Most students have spent countless hours, mental space and money—for registration and sometimes a tutor—preparing for the ACT/SAT just to get back a score that doesn’t reflect what we know. Sure, there are hundreds of people who do well on the ACT, but what does a single score say about what a student will bring to a college? The answer: absolutely nothing.
A test score shows how well a student can take a test, not who they are as a person (or even their intelligence). The truth is, some of us are just bad test takers. We’ve all studied for months, gone to tutoring, taken practice exams every week and learned every shortcut and technique. All to do well on an exam we’re told will determine our future school.
In my practice exams for the ACT reading section, I scored very well—only missing a question or two—but when I was testing, my nerves got in the way, and I started to panic in the middle of the exam.
Another time, I got a nosebleed and started to bleed all over my test while simultaneously trying to convince the proctor not to take my test away and to let me finish. Sure, I did have the chance to retake the exam, and in turn hope for a better score, but every time I retook the ACT, the pressure of doing better kept building up until the word “ACT” filled me with dread.
I spent countless nights over the past year stressing over the ACT while balancing an already-stressful school workload. In turn, I wasn’t able to spend as much time on the things that really define who I am, like journalism and Model UN.
Having spent several months doing ACT tutoring, there is one message I’ve learned: the ACT and SAT are designed to trick you. For example, the science portion of the ACT requires no knowledge of any science—even though it has the word “science” in the title—but instead tests your ability to read a passage and pick out valuable information.

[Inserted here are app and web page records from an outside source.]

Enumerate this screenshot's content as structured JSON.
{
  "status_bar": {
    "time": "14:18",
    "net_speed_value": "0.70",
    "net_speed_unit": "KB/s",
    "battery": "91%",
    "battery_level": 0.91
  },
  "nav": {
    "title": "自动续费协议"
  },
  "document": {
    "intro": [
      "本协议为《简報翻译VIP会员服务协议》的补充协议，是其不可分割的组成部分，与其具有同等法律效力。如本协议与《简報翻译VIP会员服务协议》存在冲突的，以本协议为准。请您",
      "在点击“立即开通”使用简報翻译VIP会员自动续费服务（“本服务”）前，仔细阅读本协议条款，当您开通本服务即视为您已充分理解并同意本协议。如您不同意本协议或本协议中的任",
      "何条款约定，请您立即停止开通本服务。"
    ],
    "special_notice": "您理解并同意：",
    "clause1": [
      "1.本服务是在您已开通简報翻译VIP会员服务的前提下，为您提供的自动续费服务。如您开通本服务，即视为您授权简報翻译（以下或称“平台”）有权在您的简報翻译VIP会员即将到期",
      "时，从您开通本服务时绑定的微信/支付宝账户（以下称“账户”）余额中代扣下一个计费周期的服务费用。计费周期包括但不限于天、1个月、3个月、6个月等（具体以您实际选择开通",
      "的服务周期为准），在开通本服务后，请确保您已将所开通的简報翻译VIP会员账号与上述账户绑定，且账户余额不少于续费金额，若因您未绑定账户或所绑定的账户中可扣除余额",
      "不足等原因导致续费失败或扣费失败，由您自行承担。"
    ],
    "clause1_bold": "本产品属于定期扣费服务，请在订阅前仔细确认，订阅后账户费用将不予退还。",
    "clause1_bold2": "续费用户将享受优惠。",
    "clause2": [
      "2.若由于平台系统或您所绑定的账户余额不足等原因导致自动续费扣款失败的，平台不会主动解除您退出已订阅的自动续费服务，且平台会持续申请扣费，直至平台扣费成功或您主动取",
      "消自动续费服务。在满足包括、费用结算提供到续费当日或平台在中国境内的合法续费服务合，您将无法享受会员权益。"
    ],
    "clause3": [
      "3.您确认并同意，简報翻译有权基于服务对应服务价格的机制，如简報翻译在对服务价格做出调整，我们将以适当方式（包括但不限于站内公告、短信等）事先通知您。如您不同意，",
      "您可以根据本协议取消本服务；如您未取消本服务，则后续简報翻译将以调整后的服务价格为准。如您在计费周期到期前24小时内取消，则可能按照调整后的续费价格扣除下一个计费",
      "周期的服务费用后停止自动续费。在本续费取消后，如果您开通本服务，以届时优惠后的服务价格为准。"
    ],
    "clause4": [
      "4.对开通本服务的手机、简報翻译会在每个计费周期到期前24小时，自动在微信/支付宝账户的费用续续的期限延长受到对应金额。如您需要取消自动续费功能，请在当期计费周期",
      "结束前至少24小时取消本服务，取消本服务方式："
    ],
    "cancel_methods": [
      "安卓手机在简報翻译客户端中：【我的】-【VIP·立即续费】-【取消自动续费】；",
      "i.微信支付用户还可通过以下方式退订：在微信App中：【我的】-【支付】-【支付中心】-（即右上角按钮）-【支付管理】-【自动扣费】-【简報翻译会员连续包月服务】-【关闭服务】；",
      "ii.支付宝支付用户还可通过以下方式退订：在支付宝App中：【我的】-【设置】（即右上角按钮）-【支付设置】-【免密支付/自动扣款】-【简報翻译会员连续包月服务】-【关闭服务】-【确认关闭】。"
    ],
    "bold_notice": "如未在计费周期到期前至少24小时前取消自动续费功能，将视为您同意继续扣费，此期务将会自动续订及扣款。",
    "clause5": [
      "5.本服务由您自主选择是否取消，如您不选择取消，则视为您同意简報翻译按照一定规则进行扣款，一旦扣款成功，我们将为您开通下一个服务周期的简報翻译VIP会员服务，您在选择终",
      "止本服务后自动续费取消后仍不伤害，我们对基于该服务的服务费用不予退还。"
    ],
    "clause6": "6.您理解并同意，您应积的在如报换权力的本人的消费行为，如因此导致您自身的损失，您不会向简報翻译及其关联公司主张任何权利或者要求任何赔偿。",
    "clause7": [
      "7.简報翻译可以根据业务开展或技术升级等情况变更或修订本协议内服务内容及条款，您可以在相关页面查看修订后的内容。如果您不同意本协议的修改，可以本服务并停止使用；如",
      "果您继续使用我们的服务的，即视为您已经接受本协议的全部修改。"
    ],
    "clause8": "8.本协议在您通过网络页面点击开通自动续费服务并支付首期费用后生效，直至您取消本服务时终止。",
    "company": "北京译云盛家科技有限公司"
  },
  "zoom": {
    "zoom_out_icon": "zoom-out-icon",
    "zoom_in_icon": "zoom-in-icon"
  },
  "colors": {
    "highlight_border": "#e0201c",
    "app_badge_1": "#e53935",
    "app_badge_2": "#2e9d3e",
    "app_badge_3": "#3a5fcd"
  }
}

So, how does a 36 on the science section relate to a student’s knowledge about science and whether or not they’d succeed in a science field? It doesn’t.
I’m not proposing that we get rid of the ACT/SAT, but it should hold less importance in the college application process. I get that colleges need to have some way to compare students equally because some schools have different GPA scales, and some don’t have AP courses, but I wish test scores didn’t carry as much weight as they do. Schools claim that they don’t have a cut off test score, but it’s obvious that it’s hard to get into a school if you’re below a certain score.
I suggest schools join the 850—and growing—test-optional colleges in the U.S, and let students choose if they want to submit their ACT/ SAT scores. Schools should focus more on a student’s essays, GPA and extracurriculars because they are better indicators if a student is right for a school, not one number from one day.